It all seemed like a good idea.
You’d graduate from high school and take three months to bike across country. Or build a house. Or start a business, hitchhike Europe, or any other harebrained plan your teenage minds thought up. It would be a bonding experience. Friends forever.
It didn’t take long to learn that, sadly, plans and friendships are fragile things, and in the new novel, “Shotgun Lovesongs” by Nickolas Butler, both are riddled with holes.
Leland Sutton never gave anybody a straight answer when asked about the title of his first album. “Shotgun Lovesongs” was about suicide, a tribute to another band, a nod to heartbreak, a different reason every time. It was what made Lee famous, and what took him away from the small town of Little Wing, Wis.
Lee was perhaps Little Wing’s most famous son, but Ronny Taylor was the town’s first major celebrity. Ronny had been a rodeo rider once, flat-stomached, and cool under pressure and on a bull. Ronny’s only flaw was that he was an alcoholic, which is how he ended up a little bit not-quite-right. Everybody loved him anyhow, mostly because of his big heart.
Few knew that Lee paid most of Ronny’s bills.
Kip Cunningham wasn’t aware of it, in fact, but there weren’t a lot of things Kip was privy to anyhow. He’d always kept his boyhood friends at arms’ length and, truth was, he didn’t really quite fit in. He wasn’t good at people things; he was good at making money. So it came as quite a shock when he bought the ancient mill that towered over Little Wing — and it failed, financially and spectacularly.
Solid, dependable Henry Brown watched his friends’ worlds widen, but his home was on his western Wisconsin farm. His wife, Beth, was his life. His kids were his life. All he’d ever really wanted was in the town where he’d grown up. Little Wing was where he could go to the VFW, and they knew him.

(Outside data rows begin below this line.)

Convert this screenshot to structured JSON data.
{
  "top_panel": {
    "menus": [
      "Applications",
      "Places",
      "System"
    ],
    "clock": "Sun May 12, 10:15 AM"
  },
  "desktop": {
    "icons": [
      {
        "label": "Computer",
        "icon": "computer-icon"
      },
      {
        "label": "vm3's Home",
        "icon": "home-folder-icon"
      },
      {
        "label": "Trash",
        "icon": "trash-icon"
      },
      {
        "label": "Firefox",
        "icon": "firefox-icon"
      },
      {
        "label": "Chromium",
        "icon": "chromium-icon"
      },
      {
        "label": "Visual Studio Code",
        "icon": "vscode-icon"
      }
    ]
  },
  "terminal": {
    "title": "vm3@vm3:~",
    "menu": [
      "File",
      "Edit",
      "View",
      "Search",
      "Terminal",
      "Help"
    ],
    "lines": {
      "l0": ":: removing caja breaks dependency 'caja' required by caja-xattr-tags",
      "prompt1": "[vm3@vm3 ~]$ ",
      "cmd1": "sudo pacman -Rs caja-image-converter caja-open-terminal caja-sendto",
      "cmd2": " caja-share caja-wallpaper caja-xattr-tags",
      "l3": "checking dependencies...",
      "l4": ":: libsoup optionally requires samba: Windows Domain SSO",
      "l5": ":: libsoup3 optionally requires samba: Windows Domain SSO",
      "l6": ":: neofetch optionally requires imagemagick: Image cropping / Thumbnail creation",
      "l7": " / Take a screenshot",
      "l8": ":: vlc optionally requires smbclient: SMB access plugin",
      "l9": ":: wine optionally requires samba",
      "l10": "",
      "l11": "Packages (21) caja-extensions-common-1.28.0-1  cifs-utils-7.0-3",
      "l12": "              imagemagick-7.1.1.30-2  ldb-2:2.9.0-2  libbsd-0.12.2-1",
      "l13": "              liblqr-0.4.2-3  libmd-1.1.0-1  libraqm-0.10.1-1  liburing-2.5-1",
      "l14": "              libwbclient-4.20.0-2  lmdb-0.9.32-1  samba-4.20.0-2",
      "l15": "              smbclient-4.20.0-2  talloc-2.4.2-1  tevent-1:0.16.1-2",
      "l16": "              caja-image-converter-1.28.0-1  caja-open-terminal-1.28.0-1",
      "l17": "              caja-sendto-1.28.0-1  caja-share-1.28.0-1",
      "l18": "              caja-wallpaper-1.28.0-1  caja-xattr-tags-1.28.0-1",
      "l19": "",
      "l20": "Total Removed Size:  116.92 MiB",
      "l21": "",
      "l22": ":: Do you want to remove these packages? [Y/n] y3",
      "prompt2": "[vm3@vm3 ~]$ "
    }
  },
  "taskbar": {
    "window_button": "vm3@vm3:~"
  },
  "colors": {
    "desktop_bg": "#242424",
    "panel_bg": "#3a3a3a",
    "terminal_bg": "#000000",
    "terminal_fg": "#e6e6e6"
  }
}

It was where his friends came home when they wanted to let their hair down.
It was where his heart was broken.
Totally smitten. That was me, within four pages of the beginning of “Shotgun Lovesongs.”
Butler wraps his story around the universal experiences of nearly every small-town teen: pilfered pilsners drunk by headlight in a cornfield; hanging out somewhere you think is unknown to everybody else; realizing that your neighbors gossip about you. It’s a familiar feeling: we somehow know the businesses Butler writes about. We know his characters — or at least someone very much like them — and that gives readers a comfortable sense of home on every page.
This is one of those books you step into, but never want to leave. It’s got a great keep-you-guessing plot, a satisfying cast, and an easy touch to it. And if that’s what you need, then isn’t reading “Shotgun Lovesongs” a good idea?